[Stored records]
________________

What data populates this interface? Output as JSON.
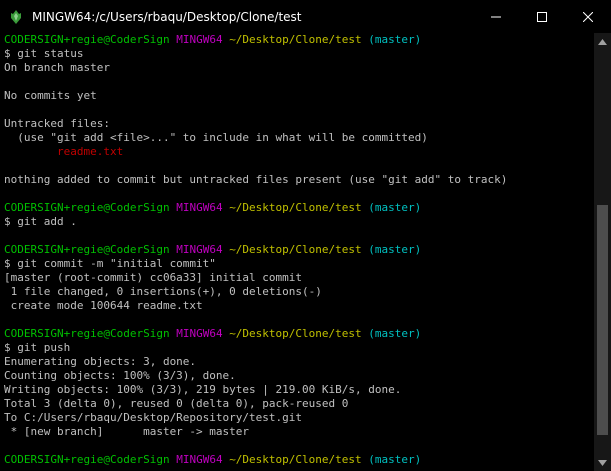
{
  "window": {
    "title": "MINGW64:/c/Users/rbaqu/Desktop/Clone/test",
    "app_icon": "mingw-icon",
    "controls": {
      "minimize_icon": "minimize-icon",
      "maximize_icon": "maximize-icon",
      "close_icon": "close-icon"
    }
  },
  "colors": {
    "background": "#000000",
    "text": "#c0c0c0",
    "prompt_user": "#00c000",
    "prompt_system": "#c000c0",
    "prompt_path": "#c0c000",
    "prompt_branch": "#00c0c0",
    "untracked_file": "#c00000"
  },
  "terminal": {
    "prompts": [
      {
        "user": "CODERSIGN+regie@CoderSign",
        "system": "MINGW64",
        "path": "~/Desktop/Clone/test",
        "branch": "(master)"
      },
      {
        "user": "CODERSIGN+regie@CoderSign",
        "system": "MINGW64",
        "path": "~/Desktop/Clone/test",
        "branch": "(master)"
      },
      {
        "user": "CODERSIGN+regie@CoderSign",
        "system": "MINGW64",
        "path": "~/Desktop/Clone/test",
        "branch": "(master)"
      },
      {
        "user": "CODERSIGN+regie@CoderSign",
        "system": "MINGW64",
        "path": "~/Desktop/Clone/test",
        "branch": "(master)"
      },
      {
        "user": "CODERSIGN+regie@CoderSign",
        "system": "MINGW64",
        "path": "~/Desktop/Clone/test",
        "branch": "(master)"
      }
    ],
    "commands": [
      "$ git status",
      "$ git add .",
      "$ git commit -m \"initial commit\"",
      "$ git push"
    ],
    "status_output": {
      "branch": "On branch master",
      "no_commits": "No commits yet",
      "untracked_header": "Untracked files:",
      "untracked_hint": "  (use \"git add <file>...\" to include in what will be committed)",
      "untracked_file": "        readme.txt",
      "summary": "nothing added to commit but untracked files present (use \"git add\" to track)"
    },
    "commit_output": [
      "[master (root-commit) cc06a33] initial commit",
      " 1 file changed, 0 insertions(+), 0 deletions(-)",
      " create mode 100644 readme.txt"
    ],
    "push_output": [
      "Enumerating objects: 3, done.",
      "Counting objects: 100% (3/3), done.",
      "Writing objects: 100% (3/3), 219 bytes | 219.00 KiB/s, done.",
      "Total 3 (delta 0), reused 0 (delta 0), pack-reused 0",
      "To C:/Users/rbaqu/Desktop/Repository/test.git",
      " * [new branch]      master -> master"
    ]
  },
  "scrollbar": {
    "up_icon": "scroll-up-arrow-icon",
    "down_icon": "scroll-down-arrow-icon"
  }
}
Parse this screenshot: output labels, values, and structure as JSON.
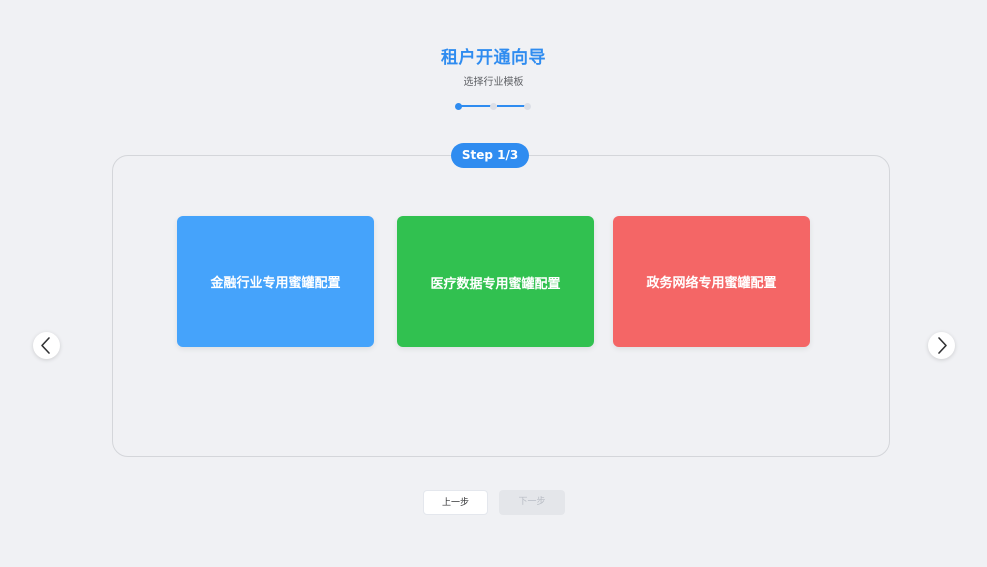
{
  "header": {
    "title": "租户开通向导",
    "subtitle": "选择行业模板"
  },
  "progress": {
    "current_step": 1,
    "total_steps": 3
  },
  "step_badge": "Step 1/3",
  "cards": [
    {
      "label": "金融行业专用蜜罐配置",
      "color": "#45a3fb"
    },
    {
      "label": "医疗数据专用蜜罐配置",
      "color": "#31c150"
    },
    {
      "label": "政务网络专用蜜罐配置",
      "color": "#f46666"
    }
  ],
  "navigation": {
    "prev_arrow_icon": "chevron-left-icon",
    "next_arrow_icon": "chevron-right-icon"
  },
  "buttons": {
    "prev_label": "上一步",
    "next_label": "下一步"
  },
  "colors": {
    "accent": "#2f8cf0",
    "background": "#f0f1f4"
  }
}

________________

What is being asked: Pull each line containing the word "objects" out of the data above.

Written answer:
      "Enumerating objects: 3, done.",
      "Counting objects: 100% (3/3), done.",
      "Writing objects: 100% (3/3), 219 bytes | 219.00 KiB/s, done.",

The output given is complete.